Happy Birthday, Doc Adams!!!
This morning I am getting ready to attend a celebration of a bicentennial. The last bicentennial I recall that I participated in any type of celebration was the 1976 celebration of the signing of the Declaration of Independence. I was nine and that year was the first World Series I remember watching. I bet my grandmother $1 that the Reds would beat the Yanks and I was correct. She promptly paid up.
Before Madison Bumgarner – before Derek Jeter – before Cal Ripken, Jr. – before Willie Stargell – before Mickey Mantle – before Hank Aaron – before Willie Mays – before Jackie Robinson – before Ted Williams – before Lefty Grove – before Kenesaw Mountain Landis – before Babe Ruth – before Ty Cobb – before Honus Wagner – before Ban Johnson – before John McGraw – before Billy Hamilton – before Clarence Williams – before Bid McPhee – before William Hulbert – before Bud Fowler – before Deacon White – before Albert Spalding – before Candy Cummings – before Dickey Pearce – before Jim Creighton – before roughly 99.9% of all people associated with organized baseball, there was Daniel Lucius “Doc” Adams.
Doc Adams was a baseball pioneer. He participated in laying the foundation of what our national pastime is built on – and hardly anyone knows who he is and he has not been inducted into the National Baseball Hall of Fame in Cooperstown, New York.

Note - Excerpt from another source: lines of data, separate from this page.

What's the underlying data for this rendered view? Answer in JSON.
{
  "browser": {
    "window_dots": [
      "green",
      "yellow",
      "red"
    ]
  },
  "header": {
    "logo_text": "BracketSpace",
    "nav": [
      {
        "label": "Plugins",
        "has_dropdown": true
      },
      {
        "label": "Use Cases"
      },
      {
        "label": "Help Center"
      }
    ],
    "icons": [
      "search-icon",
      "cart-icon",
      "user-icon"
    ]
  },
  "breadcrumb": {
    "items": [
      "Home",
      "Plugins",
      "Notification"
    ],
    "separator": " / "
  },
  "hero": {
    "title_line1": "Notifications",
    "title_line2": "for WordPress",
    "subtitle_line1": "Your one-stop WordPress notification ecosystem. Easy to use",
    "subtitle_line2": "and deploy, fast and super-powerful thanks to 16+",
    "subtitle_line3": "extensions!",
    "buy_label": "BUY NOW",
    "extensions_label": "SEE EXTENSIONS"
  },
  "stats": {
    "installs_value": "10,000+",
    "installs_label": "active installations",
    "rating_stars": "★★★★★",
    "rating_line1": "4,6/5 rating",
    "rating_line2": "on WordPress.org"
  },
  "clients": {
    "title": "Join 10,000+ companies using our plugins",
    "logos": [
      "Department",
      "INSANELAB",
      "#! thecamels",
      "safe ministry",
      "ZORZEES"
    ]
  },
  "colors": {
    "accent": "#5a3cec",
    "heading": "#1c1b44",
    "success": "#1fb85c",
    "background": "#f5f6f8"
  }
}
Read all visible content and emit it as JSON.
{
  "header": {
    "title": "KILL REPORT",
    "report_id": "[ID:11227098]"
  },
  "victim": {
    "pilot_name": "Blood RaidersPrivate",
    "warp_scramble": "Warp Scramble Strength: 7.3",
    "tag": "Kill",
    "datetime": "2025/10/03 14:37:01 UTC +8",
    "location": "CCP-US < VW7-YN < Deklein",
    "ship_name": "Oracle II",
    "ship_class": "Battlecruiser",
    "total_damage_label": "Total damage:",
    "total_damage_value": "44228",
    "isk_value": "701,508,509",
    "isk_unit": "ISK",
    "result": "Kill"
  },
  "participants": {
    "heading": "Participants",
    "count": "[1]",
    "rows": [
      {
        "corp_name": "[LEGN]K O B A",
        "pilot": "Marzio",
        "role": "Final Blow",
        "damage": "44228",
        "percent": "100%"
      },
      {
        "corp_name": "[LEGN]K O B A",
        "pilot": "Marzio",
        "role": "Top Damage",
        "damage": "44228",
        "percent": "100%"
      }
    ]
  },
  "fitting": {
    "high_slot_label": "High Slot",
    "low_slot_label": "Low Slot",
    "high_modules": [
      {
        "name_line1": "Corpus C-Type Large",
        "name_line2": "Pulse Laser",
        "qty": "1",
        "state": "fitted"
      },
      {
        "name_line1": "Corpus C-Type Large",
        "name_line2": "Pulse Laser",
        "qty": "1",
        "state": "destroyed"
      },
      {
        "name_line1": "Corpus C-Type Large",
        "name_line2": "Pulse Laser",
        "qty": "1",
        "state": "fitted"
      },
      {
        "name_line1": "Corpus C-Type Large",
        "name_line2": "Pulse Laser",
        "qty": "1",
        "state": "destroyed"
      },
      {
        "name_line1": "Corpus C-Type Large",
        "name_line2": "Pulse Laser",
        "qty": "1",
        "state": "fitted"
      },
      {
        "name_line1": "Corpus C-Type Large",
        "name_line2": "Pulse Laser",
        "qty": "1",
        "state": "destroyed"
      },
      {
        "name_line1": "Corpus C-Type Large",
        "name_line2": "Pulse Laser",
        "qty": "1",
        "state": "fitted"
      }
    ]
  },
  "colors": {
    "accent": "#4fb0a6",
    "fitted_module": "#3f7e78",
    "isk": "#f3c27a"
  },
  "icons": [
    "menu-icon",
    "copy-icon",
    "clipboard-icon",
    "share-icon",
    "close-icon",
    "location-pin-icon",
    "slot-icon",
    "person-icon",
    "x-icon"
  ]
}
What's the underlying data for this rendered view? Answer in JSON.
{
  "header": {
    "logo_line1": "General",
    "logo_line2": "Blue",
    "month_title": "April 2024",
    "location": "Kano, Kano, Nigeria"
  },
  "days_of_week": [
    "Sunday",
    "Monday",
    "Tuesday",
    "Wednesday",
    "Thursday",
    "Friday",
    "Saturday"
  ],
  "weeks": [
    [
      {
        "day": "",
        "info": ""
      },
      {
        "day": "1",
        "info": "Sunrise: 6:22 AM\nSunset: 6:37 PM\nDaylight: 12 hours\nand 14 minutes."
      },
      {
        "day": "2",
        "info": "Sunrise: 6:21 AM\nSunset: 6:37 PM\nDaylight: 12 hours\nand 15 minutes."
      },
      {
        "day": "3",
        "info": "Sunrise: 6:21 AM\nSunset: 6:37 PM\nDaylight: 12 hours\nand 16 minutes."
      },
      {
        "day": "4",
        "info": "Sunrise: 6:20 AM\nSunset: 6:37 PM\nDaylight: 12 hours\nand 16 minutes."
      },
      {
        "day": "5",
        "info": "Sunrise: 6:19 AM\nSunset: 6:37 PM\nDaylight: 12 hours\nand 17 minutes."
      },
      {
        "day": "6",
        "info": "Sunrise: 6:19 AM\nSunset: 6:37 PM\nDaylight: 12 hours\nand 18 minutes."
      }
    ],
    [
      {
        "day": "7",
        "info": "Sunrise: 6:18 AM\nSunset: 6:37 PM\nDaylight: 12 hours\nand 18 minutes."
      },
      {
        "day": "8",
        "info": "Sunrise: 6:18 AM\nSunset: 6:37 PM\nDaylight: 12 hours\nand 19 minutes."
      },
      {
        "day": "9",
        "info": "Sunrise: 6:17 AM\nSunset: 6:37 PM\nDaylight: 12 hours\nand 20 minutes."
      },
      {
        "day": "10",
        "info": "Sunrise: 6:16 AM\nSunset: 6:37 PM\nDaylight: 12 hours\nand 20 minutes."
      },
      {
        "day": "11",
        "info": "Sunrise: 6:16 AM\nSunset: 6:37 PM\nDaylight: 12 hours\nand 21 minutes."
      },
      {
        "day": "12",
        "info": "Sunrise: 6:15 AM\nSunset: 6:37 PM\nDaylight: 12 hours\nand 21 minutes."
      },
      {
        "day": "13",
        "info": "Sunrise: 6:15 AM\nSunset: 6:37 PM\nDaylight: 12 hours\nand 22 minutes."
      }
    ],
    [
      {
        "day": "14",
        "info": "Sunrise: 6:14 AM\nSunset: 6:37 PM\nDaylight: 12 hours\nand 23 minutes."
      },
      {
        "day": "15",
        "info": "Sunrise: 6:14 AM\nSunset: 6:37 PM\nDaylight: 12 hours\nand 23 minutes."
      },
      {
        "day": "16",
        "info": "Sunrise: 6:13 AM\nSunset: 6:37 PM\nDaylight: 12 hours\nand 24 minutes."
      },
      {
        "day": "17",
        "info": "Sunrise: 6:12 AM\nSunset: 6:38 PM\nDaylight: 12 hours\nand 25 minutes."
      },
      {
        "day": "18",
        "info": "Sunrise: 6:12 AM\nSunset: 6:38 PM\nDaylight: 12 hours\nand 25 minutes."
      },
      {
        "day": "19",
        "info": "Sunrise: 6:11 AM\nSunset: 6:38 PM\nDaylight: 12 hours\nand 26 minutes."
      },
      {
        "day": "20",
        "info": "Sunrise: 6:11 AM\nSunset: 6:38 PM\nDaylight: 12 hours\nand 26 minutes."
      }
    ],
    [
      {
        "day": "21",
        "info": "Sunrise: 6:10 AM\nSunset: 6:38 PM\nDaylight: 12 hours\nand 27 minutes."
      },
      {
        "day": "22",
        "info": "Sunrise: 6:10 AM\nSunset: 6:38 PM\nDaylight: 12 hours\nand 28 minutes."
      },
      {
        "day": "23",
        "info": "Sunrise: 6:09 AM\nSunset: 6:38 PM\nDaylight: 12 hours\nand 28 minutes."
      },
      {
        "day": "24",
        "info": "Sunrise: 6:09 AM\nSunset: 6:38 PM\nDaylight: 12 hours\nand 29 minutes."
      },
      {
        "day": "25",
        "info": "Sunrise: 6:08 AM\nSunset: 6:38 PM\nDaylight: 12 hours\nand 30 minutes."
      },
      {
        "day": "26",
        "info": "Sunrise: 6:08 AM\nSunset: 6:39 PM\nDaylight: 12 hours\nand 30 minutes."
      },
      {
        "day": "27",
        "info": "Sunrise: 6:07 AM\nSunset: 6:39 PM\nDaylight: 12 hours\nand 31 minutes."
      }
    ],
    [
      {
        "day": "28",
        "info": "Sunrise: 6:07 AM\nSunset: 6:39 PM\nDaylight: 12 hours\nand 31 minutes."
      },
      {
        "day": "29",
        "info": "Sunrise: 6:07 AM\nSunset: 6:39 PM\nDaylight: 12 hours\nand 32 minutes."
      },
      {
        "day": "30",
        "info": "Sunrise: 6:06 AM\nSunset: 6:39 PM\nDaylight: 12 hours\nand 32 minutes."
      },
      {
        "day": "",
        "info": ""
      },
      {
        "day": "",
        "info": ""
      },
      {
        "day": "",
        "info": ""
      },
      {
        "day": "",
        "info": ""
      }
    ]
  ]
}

Doc’s participation in baseball largely ended in 1862 when he left the famed Knickerbocker Base Ball Club, which was before the expansion of baseball after the end of the Civil War, widespread professionalism, and the formation of both the National Association and the National League. His contributions got lost in the excitement and growth of our beloved game.
He is responsible, directly and indirectly, for many aspects of the game that we know today. For example, he is credited with inventing the shortstop position. Shortstop has become pretty important since 1850. How about 90 feet between the bases? Yup, Doc played a huge part in establishing that set number. And there is much, much more…
Why am I writing this quickly, put together piece and talking about bicentennials?
Well, 200 years ago today, a baby was born. His name was Daniel Adams, he liked baseball and he should have a plaque in the gallery at the National Baseball Hall of Fame.
While I am breaking bread with Doc’s great-granddaughter and his 21st century fans, please take a look at the links below and read more about the interesting life of Doc Adams.